■ Exercise aim ■
Your output is one number, the count of lines in the listing below that hold the word "label".
* * * * * * *
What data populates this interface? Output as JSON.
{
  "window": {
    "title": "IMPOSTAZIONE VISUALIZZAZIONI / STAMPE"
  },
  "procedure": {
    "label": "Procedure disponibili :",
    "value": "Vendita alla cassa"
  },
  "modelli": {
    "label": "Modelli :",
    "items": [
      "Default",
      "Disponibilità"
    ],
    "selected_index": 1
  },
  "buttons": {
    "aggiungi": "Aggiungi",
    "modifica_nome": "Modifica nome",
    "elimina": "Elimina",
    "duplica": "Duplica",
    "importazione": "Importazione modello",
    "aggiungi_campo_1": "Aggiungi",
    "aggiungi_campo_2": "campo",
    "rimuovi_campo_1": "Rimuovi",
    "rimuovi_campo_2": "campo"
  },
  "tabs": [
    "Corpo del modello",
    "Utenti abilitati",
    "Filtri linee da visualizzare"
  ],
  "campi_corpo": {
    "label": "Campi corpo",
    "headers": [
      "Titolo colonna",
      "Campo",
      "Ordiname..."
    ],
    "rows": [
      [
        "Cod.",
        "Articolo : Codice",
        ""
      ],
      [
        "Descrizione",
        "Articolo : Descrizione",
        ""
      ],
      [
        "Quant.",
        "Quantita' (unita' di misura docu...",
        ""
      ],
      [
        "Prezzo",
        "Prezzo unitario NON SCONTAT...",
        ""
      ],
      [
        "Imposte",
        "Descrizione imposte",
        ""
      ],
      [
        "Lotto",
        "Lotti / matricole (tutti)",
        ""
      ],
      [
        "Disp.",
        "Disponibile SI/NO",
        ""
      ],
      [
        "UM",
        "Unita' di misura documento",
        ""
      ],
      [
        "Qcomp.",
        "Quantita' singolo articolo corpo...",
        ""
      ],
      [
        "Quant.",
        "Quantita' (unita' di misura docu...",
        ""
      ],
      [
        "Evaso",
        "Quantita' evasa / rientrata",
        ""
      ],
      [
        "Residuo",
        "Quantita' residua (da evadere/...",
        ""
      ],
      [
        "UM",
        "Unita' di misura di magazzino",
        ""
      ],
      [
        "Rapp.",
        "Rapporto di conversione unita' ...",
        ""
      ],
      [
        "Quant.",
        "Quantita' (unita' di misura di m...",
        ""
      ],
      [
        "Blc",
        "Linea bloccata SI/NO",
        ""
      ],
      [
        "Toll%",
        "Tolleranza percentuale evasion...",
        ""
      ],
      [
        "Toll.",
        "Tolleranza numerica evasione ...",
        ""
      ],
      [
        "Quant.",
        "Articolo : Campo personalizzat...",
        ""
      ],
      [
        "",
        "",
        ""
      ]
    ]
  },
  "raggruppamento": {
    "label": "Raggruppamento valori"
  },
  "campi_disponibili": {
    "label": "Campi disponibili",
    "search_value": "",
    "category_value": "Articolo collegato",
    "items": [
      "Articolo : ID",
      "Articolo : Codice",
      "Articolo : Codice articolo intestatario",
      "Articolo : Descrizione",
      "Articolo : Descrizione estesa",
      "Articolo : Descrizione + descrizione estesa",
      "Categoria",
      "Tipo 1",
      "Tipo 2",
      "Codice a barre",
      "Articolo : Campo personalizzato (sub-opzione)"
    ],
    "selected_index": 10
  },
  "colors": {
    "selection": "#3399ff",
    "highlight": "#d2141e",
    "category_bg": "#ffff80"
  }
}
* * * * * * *
■ Solution for this problem ■
5